Government defends plans for noise limit at protests

By Justin Parkinson
Political reporter, BBC News

Published

The government has defended its plan for noise limits on protests in England and Wales, saying it will affect only "very disruptive" gatherings.

MPs will debate the Police, Crime, Sentencing and Courts Bill - which would apply existing rules for marches to "static" gatherings - on Monday.

Home Office minister Victoria Atkins said she "absolutely" supported the "right to peaceful protest".

But Labour called the bill "poorly thought out" and "a mess".

The party will order its MPs to vote against the legislation, which also includes stronger police powers to break up "unauthorised encampments" and "longer" sentences for people convicted of serious crimes.

The bill's first detailed discussion in Parliament comes after four people were arrested during a vigil on London's Clapham Common on Saturday to mourn the killing of 33-year-old Sarah Everard.

The Metropolitan Police have been accused of being too aggressive in their handling of demonstrators, but the force said it had acted to protect people's safety and prevent possible coronavirus infections.

The controversy is likely to provoke extra interest when MPs begin their debate on the legislation, which the government says will allow police to "impose conditions such as start and finish times and maximum noise levels on static protests" of whatever size.

This is intended to prevent "intimidation or harassment" or "serious unease, alarm or distress" to bystanders, it adds.

'Real distinction'

Asked on BBC's Andrew Marr Show whether the bill would inhibit personal freedom, Ms Atkins replied: "I want to draw a very firm distinction between the peaceful vigil that [Saturday's] was and was intended to be and some of the very, very disruptive protests that we've seen in the last few years."

These had involved people blocking a hospital entrance and "gluing themselves to buildings and gates, and stopping members of the public going about their business", she added.

There was a "real distinction" between activities which "inhibit the lives of people" and peaceful protest, Ms Atkins said.

The bill would update legislation put in place in 1986, which the minister described as a "very, very different" time.

"We absolutely support the right to peaceful protest," she added.

"Of course make your protest, but can we try to do it in a way that's slightly more balanced than the law will currently allow?" Ms Atkins said.

'Living in fear'

For Labour, shadow justice secretary David Lammy said this was "no time to be rushing through poorly thought out measures to impose disproportionate controls on free expression and the right to protest".

He added that the government had "brought forward a bill that is seeking to divide the country".

Mr Lammy urged ministers to work with his party "to legislate to tackle violence against women which is forcing so many across the country to live in fear".

On Saturday, Met Police officer Wayne Couzens, 48, appeared at Westminster Magistrates' Court charged with Ms Everard's kidnap and murder.
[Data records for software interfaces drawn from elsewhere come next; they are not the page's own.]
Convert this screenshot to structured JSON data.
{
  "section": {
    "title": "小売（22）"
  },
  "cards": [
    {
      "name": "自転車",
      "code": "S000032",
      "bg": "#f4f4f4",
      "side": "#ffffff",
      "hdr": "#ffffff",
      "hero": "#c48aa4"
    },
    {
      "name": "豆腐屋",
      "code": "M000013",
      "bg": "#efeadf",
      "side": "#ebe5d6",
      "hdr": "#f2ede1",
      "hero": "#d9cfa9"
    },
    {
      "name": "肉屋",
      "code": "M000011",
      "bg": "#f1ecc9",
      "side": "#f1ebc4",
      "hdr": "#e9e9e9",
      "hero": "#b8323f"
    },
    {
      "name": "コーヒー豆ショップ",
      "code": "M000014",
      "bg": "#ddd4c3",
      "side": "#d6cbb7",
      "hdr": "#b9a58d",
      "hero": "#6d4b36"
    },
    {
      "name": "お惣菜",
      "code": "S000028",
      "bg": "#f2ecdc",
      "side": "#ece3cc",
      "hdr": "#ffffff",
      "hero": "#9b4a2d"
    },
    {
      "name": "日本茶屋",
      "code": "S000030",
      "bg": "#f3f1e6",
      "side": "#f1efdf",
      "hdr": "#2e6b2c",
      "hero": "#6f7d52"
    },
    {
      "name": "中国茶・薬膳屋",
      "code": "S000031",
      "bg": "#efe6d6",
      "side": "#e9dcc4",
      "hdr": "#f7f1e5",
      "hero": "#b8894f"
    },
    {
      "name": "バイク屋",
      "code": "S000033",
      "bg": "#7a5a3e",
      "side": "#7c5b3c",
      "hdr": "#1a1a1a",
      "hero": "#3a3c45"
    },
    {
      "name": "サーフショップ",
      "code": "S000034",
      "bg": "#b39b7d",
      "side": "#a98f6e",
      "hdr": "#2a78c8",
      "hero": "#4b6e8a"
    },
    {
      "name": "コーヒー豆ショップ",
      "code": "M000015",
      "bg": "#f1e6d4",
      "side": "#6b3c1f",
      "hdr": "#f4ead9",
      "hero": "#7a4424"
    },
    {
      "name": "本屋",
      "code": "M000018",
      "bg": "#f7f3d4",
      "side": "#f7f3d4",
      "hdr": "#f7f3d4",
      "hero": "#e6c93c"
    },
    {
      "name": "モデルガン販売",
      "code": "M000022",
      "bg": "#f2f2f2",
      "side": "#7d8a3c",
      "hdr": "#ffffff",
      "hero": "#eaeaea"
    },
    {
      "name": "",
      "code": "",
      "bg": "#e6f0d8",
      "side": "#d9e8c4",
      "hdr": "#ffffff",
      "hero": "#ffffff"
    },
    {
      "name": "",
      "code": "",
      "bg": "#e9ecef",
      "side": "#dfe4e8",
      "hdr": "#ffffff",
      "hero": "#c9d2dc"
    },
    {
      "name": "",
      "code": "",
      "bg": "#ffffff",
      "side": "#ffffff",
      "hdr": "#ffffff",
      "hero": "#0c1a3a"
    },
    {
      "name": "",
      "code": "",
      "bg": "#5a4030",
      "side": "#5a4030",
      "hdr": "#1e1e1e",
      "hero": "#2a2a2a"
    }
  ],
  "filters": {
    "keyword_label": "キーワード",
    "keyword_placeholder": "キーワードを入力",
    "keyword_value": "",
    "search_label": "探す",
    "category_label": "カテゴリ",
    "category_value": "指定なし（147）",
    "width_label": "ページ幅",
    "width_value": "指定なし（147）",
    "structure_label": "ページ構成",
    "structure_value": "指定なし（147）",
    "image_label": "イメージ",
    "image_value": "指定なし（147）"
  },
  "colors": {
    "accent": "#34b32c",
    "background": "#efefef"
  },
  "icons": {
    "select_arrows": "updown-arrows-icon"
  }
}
He was remanded in custody to appear again at the Old Bailey on 16 March.

Ms Everard disappeared when walking home to Brixton from Clapham in south London on 3 March.

Her body was found in an area of woodland in Ashford, Kent, Westminster Magistrates Court heard.